Having determined that plaintiff has proven liability, the undersigned now undertakes an independent determination of the damages to which plaintiff is entitled. In its initial Motion, plaintiff sought to recover a total damages amount of $98, 220.80. (ECF No. 23 at ¶ 16.) The undersigned acknowledges plaintiff's abandonment of its request for default judgment arising from its breach of contract claims. (ECF No. 32 at 1.) The sole form of damages plaintiff seeks is a judgment for final and continuing possession of the collateral that has been repossessed from defendant pursuant to the Security Agreement in accordance with Maryland Rule 12-602(d)(1). (Id.) As stated in the Security Agreement, defendant agreed to plaintiff's right to repossess inventory pledged as collateral as a remedy upon default. (Ex. A of ECF No. 1 at ¶ 11.) Defendant perfected its security interest in the collateral by filing documentation with the Maryland Secretary of State. (Ex. C of ECF No. 1 at 9.) When the court issued the Order and Writ of Replevin, it found that plaintiff had a valid perfected security interest in the collateral, had demonstrated probable cause that defendant defaulted on the Security Agreement, and had the right to immediate possession of the property. (ECF No. 14 at 1-2.) Plaintiff's Recovery Manager Timothy Jacobs states in his affidavit that a deficiency balance of $72, 290.16 remains after applying the net proceeds from the commercially reasonable sale of the collateral. (ECF No. 27-1 at ¶ 17.) After review of the affidavits and documents submitted, I find that plaintiff has presented sufficient evidence to establish that defendant is entitled to final and continuing possession of the collateral.

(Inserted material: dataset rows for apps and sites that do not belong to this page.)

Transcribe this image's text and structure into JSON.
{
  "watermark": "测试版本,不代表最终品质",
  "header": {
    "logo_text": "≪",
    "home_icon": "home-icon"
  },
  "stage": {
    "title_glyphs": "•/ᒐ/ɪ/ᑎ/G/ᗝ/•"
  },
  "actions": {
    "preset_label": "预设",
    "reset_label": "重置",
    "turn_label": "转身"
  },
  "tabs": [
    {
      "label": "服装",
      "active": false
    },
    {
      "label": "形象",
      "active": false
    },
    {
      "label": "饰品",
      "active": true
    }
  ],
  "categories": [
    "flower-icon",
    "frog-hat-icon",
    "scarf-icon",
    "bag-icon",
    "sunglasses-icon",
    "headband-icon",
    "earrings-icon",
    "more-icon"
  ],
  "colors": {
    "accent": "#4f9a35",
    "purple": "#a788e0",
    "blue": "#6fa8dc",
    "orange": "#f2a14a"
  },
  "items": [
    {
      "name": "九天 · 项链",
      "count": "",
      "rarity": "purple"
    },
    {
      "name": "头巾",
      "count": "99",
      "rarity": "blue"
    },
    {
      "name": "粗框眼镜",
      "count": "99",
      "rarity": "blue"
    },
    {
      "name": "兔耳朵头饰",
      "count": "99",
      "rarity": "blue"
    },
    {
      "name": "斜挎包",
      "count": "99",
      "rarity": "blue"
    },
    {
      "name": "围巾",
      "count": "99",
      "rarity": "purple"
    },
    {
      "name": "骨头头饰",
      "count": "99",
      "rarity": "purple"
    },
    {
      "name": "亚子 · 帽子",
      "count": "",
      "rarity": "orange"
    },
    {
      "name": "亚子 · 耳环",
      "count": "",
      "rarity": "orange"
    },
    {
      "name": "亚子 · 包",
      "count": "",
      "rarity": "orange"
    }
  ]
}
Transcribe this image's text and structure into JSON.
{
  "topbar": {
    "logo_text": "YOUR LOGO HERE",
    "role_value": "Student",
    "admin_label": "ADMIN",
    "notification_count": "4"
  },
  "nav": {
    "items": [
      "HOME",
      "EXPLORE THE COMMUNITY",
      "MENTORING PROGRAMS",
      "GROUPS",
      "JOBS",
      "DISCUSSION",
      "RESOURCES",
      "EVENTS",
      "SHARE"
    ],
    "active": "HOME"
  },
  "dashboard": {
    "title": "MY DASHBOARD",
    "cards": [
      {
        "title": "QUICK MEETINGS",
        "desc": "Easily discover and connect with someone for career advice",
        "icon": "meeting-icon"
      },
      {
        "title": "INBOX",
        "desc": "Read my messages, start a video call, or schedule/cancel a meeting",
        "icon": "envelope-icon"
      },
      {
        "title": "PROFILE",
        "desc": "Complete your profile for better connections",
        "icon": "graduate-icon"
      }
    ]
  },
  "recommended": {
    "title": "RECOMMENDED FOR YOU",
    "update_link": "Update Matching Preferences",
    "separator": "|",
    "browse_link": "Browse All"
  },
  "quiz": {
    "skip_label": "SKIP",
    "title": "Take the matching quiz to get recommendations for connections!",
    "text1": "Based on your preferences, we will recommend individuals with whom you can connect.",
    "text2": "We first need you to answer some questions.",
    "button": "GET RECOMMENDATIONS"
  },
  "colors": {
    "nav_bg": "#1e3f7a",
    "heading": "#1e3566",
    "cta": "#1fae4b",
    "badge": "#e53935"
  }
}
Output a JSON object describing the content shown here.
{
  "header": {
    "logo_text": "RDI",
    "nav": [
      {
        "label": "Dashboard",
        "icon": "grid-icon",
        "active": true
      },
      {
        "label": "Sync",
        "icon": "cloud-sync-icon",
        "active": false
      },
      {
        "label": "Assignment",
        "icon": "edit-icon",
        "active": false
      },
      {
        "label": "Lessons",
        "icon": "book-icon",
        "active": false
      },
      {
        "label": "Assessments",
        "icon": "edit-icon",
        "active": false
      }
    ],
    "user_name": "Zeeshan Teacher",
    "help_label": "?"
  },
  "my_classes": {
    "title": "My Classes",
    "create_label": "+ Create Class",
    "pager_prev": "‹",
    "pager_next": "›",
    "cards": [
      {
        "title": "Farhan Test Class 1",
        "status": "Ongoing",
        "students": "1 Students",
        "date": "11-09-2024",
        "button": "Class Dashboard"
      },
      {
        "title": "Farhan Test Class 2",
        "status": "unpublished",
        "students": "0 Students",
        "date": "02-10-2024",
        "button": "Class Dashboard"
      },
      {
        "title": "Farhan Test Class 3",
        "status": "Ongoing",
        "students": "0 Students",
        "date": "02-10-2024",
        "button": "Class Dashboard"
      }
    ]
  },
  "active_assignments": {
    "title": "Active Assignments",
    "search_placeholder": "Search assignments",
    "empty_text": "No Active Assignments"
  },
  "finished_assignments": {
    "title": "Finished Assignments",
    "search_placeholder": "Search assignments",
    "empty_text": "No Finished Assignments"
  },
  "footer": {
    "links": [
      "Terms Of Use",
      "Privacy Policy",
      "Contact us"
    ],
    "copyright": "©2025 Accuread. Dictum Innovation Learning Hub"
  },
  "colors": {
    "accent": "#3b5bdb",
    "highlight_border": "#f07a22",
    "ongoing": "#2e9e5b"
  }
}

In addition to defendant agreeing to such a condition in the Security Agreement, it is clear that the net proceeds of the sale of collateral are far less than the deficiency balance owed to plaintiff. Accordingly, I recommend that the court enter judgment in favor of plaintiff for final and continuing possession of the collateral, in accordance with Maryland Rule 12-602(d)(1).
In sum, I recommend that:
1. The court grant plaintiff's Motion for Judgment by Default (ECF No. 23) as modified by ...